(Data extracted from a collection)
————

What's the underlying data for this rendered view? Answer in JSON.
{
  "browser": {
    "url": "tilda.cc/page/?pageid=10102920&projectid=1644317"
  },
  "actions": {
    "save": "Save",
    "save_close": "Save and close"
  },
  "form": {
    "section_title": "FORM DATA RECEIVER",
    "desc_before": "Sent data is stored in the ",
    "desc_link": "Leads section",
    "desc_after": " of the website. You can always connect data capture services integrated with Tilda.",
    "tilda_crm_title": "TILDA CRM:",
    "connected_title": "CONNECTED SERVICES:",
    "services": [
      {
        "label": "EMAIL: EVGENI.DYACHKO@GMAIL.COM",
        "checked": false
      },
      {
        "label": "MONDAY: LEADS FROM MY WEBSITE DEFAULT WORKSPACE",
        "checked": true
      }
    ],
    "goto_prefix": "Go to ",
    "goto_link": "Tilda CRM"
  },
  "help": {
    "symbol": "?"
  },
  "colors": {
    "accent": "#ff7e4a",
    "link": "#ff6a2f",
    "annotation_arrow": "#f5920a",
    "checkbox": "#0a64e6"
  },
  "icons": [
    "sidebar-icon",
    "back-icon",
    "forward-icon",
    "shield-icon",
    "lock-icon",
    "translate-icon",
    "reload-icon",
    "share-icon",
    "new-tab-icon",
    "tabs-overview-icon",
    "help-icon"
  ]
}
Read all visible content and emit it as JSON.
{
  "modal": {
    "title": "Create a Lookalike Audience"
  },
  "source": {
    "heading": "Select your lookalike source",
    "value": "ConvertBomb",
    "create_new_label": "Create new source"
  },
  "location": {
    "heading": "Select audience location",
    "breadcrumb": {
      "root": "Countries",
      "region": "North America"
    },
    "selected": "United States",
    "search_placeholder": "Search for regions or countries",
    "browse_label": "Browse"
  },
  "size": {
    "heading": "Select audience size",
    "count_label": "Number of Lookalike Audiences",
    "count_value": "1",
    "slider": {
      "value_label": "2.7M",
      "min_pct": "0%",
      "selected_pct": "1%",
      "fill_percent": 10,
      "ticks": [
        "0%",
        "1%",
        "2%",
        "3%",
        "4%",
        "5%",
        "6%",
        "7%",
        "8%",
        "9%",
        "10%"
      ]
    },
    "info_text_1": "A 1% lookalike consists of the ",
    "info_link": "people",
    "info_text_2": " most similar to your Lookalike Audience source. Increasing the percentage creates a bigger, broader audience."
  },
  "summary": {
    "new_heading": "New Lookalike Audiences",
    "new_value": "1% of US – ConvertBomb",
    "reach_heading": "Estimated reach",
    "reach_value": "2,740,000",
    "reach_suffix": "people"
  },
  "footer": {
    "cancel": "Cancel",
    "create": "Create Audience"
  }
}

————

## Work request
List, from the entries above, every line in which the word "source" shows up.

## Task answer
  "source": {
    "heading": "Select your lookalike source",
    "create_new_label": "Create new source"
    "info_text_2": " most similar to your Lookalike Audience source. Increasing the percentage creates a bigger, broader audience."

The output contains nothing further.